Cruelty not unique to any particular culture
By Anne Applebaum
A few years ago, a scholarly book with the provocative title "Hitler's Willing Executioners" climbed to the top of U.S. best-seller lists. In part the book attracted attention because its author located the origins of the Nazi death camps in the German national character, German history and the specific nature of German anti-Semitism. What happened in Germany, he implied, could never happen anywhere else. Certainly it could never happen here.
The argument that torture or mass murder could have happened only in a particular culture has deep appeal: No wonder it has been made so many times, about so many cultures. During any conversation about the Soviet Union, someone will eventually claim that Soviet totalitarianism derived from ancient Russian traditions of czar-worship. Many people also assume, even if they don't say so, that the mass slaughter in Rwanda would not have happened in a less primitive, more "civilized" place.
And yet the Soviet Union exported its concentration camps to places as un-Russian as Romania and North Korea. The Nazis found allies across Europe, in France and Holland as well as Lithuania and Ukraine. Explaining the Rwandan massacres by pointing to "primitive" Rwandan culture doesn't explain the Cambodian massacres, which took place in a very ancient, very different and Buddhist society. Surveying the history of the 20th century, it's clear that any culture is capable of terrible atrocities, given the right conditions.
The American soldiers and civilians responsible for humiliating, torturing and possibly murdering Iraqi prisoners in the Abu Ghraib prison near Baghdad over the past few months do not belong in the same category as Nazi or Soviet camp guards. But their actions do prove, if further proof were needed, that no culture is incapable of treating its enemies as subhuman. We've now seen the horrific evidence: American soldiers, brought up in an American culture, stripped and sexually humiliated Iraqi prisoners. They dressed them in black hoods and laughingly threatened them with electrocution.
They also took photographs of themselves, grinning and pretending to shoot at the genitals of their captives, even though the prisoners came from a society that values physical modesty, even though some of the guards were women. Finally, they took photographs of at least one other Iraqi who apparently had been beaten to death. Those responsible did not commit these acts because they were Americans, although some will surely say so. But did being American stop them?

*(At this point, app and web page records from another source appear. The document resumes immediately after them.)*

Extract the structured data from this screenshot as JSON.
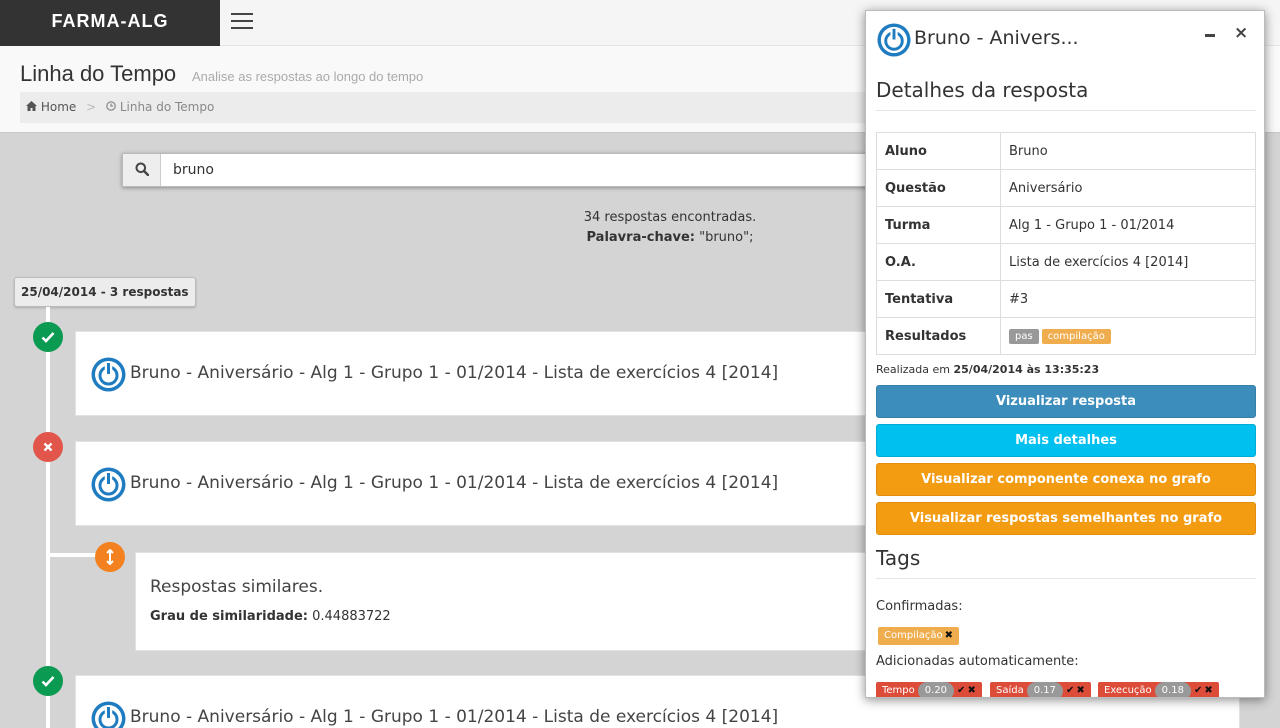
{
  "app": {
    "logo": "FARMA-ALG"
  },
  "page": {
    "title": "Linha do Tempo",
    "subtitle": "Analise as respostas ao longo do tempo",
    "breadcrumb": {
      "home": "Home",
      "current": "Linha do Tempo"
    }
  },
  "search": {
    "value": "bruno"
  },
  "results": {
    "count_text": "34 respostas encontradas.",
    "keyword_label": "Palavra-chave:",
    "keyword_value": "\"bruno\";"
  },
  "timeline": {
    "date_badge": "25/04/2014 - 3 respostas",
    "items": [
      {
        "status": "success",
        "text": "Bruno - Aniversário - Alg 1 - Grupo 1 - 01/2014 - Lista de exercícios 4 [2014]"
      },
      {
        "status": "error",
        "text": "Bruno - Aniversário - Alg 1 - Grupo 1 - 01/2014 - Lista de exercícios 4 [2014]"
      },
      {
        "status": "success",
        "text": "Bruno - Aniversário - Alg 1 - Grupo 1 - 01/2014 - Lista de exercícios 4 [2014]"
      }
    ],
    "similar": {
      "title": "Respostas similares.",
      "degree_label": "Grau de similaridade:",
      "degree_value": "0.44883722"
    }
  },
  "panel": {
    "title": "Bruno - Anivers...",
    "details_title": "Detalhes da resposta",
    "rows": [
      {
        "key": "Aluno",
        "value": "Bruno"
      },
      {
        "key": "Questão",
        "value": "Aniversário"
      },
      {
        "key": "Turma",
        "value": "Alg 1 - Grupo 1 - 01/2014"
      },
      {
        "key": "O.A.",
        "value": "Lista de exercícios 4 [2014]"
      },
      {
        "key": "Tentativa",
        "value": "#3"
      },
      {
        "key": "Resultados",
        "labels": [
          "pas",
          "compilação"
        ]
      }
    ],
    "realizada_label": "Realizada em",
    "realizada_value": "25/04/2014 às 13:35:23",
    "buttons": {
      "view": "Vizualizar resposta",
      "more": "Mais detalhes",
      "graph_component": "Visualizar componente conexa no grafo",
      "graph_similar": "Visualizar respostas semelhantes no grafo"
    },
    "tags_title": "Tags",
    "confirmed_label": "Confirmadas:",
    "confirmed_tags": [
      "Compilação"
    ],
    "auto_label": "Adicionadas automaticamente:",
    "auto_tags": [
      {
        "name": "Tempo",
        "score": "0.20"
      },
      {
        "name": "Saída",
        "score": "0.17"
      },
      {
        "name": "Execução",
        "score": "0.18"
      }
    ]
  },
  "colors": {
    "success": "#0a9a52",
    "error": "#e1554a",
    "similar": "#f4811f",
    "primary": "#3c8dbc",
    "info": "#00c0ef",
    "warning": "#f39c12",
    "logo_bg": "#333333"
  }
}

In fact, it is not difficult to create a situation in which ordinary soldiers of any nationality feel entitled to mistreat prisoners of war. All that is needed is a sense that ordinary rules don't apply, a situation more formally known as the absence of the rule of law. In totalitarian societies, the rule of law is always absent, by definition. But even in democracies, the rule of law is often suspended during wartime. More than 2,000 years ago, Thucydides wrote of war as a time when the "conventions of human life" are "thrown into confusion," and so it remains.

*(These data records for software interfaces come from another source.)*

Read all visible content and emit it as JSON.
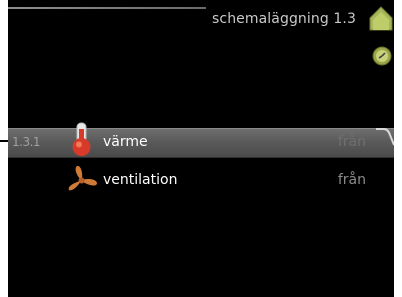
{
  "header": {
    "title": "schemaläggning 1.3"
  },
  "icons": {
    "home": "home-icon",
    "clock": "clock-icon",
    "heat": "thermometer-icon",
    "fan": "fan-icon"
  },
  "menu": {
    "items": [
      {
        "number": "1.3.1",
        "label": "värme",
        "value": "från",
        "selected": true
      },
      {
        "number": "",
        "label": "ventilation",
        "value": "från",
        "selected": false
      }
    ]
  },
  "colors": {
    "background": "#000000",
    "selected_row": "#5a5a5a",
    "home_icon": "#a8b65a",
    "clock_icon": "#9aa64a",
    "heat_icon": "#d83a2a",
    "fan_icon": "#d07a38"
  }
}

Precisely because murder, rape and torture are more common during wartime, past U.S. governments have ratified the Geneva Conventions, which were designed to enforce the rule of law, however badly or weakly, during war. But although these particular international laws have never been controversial, it has nevertheless became fashionable, in some Washington circles, to argue that America is now somehow above them. In February 2002, Defense Secretary Donald Rumsfeld declared that the prisoners of Guantnamo Bay were not even entitled to a hearing establishing whether the Geneva Convention on prisoners of war applied to them. Perhaps it didn't, but Rumsfeld wasn't willing to prove the case in a court: "The set of facts that exist today with the al-Qaida and the Taliban were not necessarily the set of facts that were considered when the Geneva Convention was fashioned," he claimed.
There is a long way down the chain of command from Rumsfeld to the six soldiers from the 372nd Military Police Company who have been been charged with abuse of Iraqi prisoners. But the defense secretary's feeling that America's war is an exception to the old rules certainly helped create the atmosphere that made abuse possible. The soldiers were, it seems, told that "this is how military intelligence wants it done." Why didn't more of them conclude earlier that "military intelligence," even American military intelligence, might be wrong?
In the coming weeks, more of this story will be told. We'll hear about the role of commanders and civilian contractors. People will be punished, and that might help restore rule of law in Iraqi prisons.
National outrage is mounting, and that's a good thing. None of which should distract us from the deeper point: Yes, America is a beacon of democracy. But Americans are still as capable of torture as anyone else. Rumsfeld said Tuesday that it was "un-American" to abuse prisoners as if Americans were still somehow exempt from the passions that grip the rest of the human race. But we aren't, and because we aren't, we shouldn't dispense with rules that have been designed to contain them.
Anne Applebaum is an editorial writer and columnist for the Washington Post.